=== SUPPLIED ENTRIES ===
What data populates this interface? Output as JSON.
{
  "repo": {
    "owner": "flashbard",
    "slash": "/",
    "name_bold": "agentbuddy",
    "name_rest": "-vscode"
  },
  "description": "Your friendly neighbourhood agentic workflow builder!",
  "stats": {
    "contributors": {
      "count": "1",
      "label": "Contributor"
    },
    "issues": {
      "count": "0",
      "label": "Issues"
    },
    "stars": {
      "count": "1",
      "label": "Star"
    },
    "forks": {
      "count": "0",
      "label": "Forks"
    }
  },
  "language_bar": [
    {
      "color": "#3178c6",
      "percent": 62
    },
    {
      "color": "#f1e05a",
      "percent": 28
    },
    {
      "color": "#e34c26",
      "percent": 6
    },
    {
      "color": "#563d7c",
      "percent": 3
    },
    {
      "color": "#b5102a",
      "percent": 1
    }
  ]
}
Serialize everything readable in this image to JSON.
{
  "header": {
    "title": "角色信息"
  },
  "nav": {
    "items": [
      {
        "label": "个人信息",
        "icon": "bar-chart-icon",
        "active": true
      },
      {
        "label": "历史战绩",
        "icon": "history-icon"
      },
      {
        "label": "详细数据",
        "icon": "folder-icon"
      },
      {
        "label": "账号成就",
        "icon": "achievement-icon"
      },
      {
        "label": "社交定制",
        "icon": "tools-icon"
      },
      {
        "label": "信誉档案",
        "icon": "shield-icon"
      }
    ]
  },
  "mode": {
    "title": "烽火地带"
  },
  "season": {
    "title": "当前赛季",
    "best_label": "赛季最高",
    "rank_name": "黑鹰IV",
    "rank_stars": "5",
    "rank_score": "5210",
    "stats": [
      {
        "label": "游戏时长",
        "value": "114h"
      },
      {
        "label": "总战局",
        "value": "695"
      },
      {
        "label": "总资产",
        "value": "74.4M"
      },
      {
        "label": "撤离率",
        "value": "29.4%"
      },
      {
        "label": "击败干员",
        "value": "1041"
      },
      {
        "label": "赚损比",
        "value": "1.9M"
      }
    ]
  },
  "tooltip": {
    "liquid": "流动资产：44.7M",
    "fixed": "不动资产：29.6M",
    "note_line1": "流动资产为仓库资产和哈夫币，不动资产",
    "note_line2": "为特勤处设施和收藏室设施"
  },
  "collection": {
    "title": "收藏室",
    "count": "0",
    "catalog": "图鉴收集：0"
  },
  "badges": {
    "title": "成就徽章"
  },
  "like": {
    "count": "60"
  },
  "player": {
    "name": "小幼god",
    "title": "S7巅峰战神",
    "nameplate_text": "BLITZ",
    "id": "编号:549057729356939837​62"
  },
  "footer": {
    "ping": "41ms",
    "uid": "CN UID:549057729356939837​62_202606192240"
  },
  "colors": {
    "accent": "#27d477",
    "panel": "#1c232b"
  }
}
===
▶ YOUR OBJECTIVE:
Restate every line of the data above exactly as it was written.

▶ FINAL ANSWER:
What data populates this interface? Output as JSON.
{
  "repo": {
    "owner": "flashbard",
    "slash": "/",
    "name_bold": "agentbuddy",
    "name_rest": "-vscode"
  },
  "description": "Your friendly neighbourhood agentic workflow builder!",
  "stats": {
    "contributors": {
      "count": "1",
      "label": "Contributor"
    },
    "issues": {
      "count": "0",
      "label": "Issues"
    },
    "stars": {
      "count": "1",
      "label": "Star"
    },
    "forks": {
      "count": "0",
      "label": "Forks"
    }
  },
  "language_bar": [
    {
      "color": "#3178c6",
      "percent": 62
    },
    {
      "color": "#f1e05a",
      "percent": 28
    },
    {
      "color": "#e34c26",
      "percent": 6
    },
    {
      "color": "#563d7c",
      "percent": 3
    },
    {
      "color": "#b5102a",
      "percent": 1
    }
  ]
}
Serialize everything readable in this image to JSON.
{
  "header": {
    "title": "角色信息"
  },
  "nav": {
    "items": [
      {
        "label": "个人信息",
        "icon": "bar-chart-icon",
        "active": true
      },
      {
        "label": "历史战绩",
        "icon": "history-icon"
      },
      {
        "label": "详细数据",
        "icon": "folder-icon"
      },
      {
        "label": "账号成就",
        "icon": "achievement-icon"
      },
      {
        "label": "社交定制",
        "icon": "tools-icon"
      },
      {
        "label": "信誉档案",
        "icon": "shield-icon"
      }
    ]
  },
  "mode": {
    "title": "烽火地带"
  },
  "season": {
    "title": "当前赛季",
    "best_label": "赛季最高",
    "rank_name": "黑鹰IV",
    "rank_stars": "5",
    "rank_score": "5210",
    "stats": [
      {
        "label": "游戏时长",
        "value": "114h"
      },
      {
        "label": "总战局",
        "value": "695"
      },
      {
        "label": "总资产",
        "value": "74.4M"
      },
      {
        "label": "撤离率",
        "value": "29.4%"
      },
      {
        "label": "击败干员",
        "value": "1041"
      },
      {
        "label": "赚损比",
        "value": "1.9M"
      }
    ]
  },
  "tooltip": {
    "liquid": "流动资产：44.7M",
    "fixed": "不动资产：29.6M",
    "note_line1": "流动资产为仓库资产和哈夫币，不动资产",
    "note_line2": "为特勤处设施和收藏室设施"
  },
  "collection": {
    "title": "收藏室",
    "count": "0",
    "catalog": "图鉴收集：0"
  },
  "badges": {
    "title": "成就徽章"
  },
  "like": {
    "count": "60"
  },
  "player": {
    "name": "小幼god",
    "title": "S7巅峰战神",
    "nameplate_text": "BLITZ",
    "id": "编号:549057729356939837​62"
  },
  "footer": {
    "ping": "41ms",
    "uid": "CN UID:549057729356939837​62_202606192240"
  },
  "colors": {
    "accent": "#27d477",
    "panel": "#1c232b"
  }
}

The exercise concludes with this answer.